TypePad registration opens RSNTypePad registration will open on Monday, August 4 at 11:59 pm (PDT) as a Preview Release. That's less than 2 hours away as I write this... Features will continue to be added and the system will still be considered to be under development, but the service will be open for any user to sign up. Pricing and features at typepad.com home page.
Get it while it's hot! It's not free... but it's very nice and the support is excellent.!
Monday July 28, 2003
TypePad is in sight
When I first started playing with weblogs, I used Greymatter. I didn't do much with it, and things just sort of lay fallow for about a year. Then I heard about Moveable Type at the O'Reilly Mac OS X conference and (eventually) got around to installing Moveable Type in February, 2003. I really like MT and I've been steadily adding to my journal ever since.
Fortunately (for me) but unfortunately (for many potential users) MT provides a wealth of options for configuration, most of which require a knowledge of HTML coding to use! To address this "problem", the developers of MT have announced (and will soon be releasing) releasing TypePad.
Continue reading "TypePad is in sight"
Wednesday May 21, 2003
Shortening URLsWhich URL is easier to remember, send via email without breaking, etc?
http://xrl.us/catquizIf you didn't have much difficulty deciding the second was "better", you'll want to know about the Metamark Shorten Service at http://metamark.net/.
Some related tools are also available, including a pair of "bookmarklets" (one in a popup window, the other not), and a Services menu item for Mac OS X.
Monday April 14, 2003
Safari has Tabs!The latest Safari beta has tabs! It has AutoFill as well. My first and second most desired enhancements are now part of Safari. My new favorite browser now has everything I wanted!.
Tabs have been a big deal since Safari shipped the first Beta. There are Tabs in Mozilla and (most) users like tabs (count me among them). Giles Turnbull wrote an article comparing Safari to Camino (formerly Chimera), the Mac OS X Aquatized Mozilla project. He wrote:

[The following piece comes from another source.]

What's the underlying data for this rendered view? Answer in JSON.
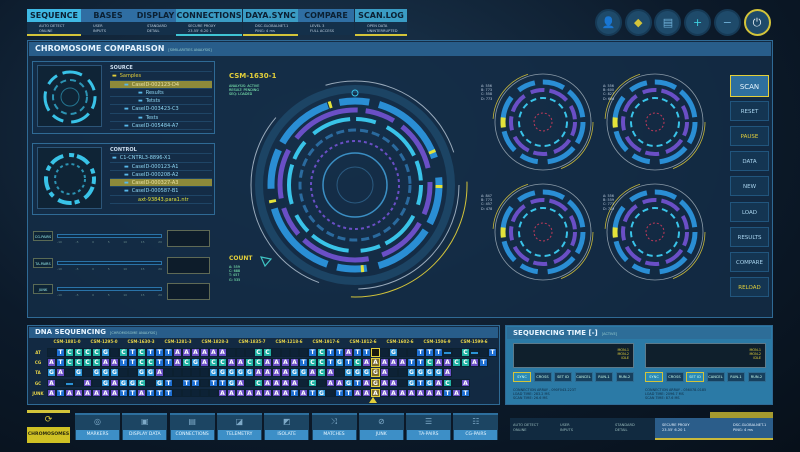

No sooner had Safari made it out into the wild, than many users were clamoring for tabbed browsing. Long available in Mozilla, Opera, and other browsers, the use of tabs to bring together a screenload of web browser windows into a smaller, single-window package has become a very popular feature (although there are some who consider tabs alien to the Mac way of doing things)....

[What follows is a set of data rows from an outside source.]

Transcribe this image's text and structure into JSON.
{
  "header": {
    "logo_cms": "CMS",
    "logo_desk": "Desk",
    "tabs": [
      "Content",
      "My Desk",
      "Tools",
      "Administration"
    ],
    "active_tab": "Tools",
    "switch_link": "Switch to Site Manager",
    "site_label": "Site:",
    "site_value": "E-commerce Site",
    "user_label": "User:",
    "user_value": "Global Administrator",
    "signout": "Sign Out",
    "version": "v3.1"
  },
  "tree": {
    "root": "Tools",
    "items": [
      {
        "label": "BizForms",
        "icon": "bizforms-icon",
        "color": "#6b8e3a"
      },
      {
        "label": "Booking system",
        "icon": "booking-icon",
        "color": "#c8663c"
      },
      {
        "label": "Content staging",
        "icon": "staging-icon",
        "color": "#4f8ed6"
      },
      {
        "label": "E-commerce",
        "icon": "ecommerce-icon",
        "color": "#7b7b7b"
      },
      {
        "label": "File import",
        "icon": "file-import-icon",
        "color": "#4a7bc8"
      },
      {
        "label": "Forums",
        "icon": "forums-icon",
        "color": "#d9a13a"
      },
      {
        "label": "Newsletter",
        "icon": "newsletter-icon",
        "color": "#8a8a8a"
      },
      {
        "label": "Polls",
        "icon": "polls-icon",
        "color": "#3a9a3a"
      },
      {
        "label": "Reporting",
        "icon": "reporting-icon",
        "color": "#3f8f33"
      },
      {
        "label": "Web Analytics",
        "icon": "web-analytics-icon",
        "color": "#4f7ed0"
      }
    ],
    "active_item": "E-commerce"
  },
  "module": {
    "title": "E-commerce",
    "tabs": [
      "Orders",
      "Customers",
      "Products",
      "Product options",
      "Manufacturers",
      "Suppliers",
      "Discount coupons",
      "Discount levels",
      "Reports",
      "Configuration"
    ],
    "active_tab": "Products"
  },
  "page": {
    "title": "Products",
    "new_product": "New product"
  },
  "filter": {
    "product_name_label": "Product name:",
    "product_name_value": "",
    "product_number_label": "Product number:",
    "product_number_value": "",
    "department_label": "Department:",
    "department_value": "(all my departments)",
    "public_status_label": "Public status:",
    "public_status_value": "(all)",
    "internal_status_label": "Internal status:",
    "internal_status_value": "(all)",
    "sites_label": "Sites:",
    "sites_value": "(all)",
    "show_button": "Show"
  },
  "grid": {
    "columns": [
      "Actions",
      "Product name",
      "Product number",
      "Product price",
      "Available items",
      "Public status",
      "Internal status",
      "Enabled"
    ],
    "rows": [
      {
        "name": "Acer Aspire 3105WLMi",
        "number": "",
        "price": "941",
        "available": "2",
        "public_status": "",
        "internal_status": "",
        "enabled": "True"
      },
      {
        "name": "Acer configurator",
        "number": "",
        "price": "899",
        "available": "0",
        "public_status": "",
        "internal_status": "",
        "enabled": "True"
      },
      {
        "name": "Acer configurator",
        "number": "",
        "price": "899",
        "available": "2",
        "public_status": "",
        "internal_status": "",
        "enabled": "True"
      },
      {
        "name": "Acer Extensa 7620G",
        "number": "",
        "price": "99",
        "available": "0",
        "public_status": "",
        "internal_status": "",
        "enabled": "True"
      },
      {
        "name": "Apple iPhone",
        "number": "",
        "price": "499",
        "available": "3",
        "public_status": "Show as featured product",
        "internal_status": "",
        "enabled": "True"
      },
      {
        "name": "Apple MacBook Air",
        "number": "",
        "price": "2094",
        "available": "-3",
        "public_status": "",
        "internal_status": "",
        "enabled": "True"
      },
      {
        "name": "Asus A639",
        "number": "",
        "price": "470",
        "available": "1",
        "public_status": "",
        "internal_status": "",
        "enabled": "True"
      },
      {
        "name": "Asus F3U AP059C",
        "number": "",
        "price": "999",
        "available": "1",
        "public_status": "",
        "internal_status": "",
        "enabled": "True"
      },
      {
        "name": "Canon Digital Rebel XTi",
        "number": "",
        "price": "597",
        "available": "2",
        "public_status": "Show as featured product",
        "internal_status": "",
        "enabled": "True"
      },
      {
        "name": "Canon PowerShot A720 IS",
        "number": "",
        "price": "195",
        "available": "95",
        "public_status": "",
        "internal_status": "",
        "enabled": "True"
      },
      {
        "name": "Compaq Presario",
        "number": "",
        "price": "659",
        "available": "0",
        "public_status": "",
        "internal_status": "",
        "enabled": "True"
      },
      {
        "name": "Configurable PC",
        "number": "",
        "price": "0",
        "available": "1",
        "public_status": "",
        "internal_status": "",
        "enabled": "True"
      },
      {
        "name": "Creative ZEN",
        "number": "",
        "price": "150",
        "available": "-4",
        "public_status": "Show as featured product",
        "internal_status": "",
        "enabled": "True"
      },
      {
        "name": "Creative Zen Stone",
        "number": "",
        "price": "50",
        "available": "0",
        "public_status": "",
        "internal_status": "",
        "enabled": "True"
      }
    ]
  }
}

Continue reading "Safari has Tabs!"
Saturday February 1, 2003
I have upgraded my weblog to use MoveableType (http://www.moveabletype.org). I like the look, prefer the configuration, and it gives me a chance to learn about CSS.